Directions ▸ For each line below that holds "title", return the line as it stands.

=======

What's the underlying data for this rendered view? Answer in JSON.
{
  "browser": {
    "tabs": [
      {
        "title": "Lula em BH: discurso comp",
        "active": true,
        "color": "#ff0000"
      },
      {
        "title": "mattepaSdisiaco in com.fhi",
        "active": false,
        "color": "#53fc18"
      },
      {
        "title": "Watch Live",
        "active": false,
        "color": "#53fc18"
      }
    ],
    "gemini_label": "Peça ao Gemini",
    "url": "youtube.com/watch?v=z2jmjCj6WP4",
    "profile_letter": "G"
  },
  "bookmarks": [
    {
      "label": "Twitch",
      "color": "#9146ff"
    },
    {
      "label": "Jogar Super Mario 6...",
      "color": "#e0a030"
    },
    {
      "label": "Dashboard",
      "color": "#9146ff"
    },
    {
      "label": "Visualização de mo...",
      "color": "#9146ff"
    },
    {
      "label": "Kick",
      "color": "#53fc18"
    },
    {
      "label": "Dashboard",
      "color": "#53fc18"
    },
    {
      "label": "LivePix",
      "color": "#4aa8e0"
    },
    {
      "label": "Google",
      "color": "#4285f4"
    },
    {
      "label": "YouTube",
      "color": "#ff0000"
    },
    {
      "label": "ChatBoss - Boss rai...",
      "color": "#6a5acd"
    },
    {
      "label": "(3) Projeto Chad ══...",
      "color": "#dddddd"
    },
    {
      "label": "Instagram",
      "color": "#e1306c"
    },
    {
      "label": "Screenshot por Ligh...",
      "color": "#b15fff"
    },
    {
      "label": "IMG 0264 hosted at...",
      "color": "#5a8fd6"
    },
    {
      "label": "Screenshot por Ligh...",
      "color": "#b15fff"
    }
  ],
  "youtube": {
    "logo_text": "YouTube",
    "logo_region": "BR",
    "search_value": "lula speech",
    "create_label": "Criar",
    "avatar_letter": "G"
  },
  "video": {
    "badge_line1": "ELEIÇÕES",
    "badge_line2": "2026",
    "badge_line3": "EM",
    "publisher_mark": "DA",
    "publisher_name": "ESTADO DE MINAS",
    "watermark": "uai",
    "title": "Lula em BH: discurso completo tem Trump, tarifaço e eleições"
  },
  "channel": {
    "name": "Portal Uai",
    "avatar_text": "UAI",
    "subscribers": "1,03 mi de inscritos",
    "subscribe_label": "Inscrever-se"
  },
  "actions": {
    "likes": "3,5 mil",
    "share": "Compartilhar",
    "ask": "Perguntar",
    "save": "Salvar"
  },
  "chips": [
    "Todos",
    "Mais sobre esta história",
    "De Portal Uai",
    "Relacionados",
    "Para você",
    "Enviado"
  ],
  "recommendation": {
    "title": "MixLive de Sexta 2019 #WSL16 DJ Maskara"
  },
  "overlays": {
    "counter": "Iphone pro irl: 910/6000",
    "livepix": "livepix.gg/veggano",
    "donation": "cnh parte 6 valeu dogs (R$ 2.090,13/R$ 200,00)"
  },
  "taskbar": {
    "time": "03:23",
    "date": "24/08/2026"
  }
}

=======

Solution for this task ▸
        "title": "Lula em BH: discurso comp",
        "title": "mattepaSdisiaco in com.fhi",
        "title": "Watch Live",
    "title": "Lula em BH: discurso completo tem Trump, tarifaço e eleições"
    "title": "MixLive de Sexta 2019 #WSL16 DJ Maskara"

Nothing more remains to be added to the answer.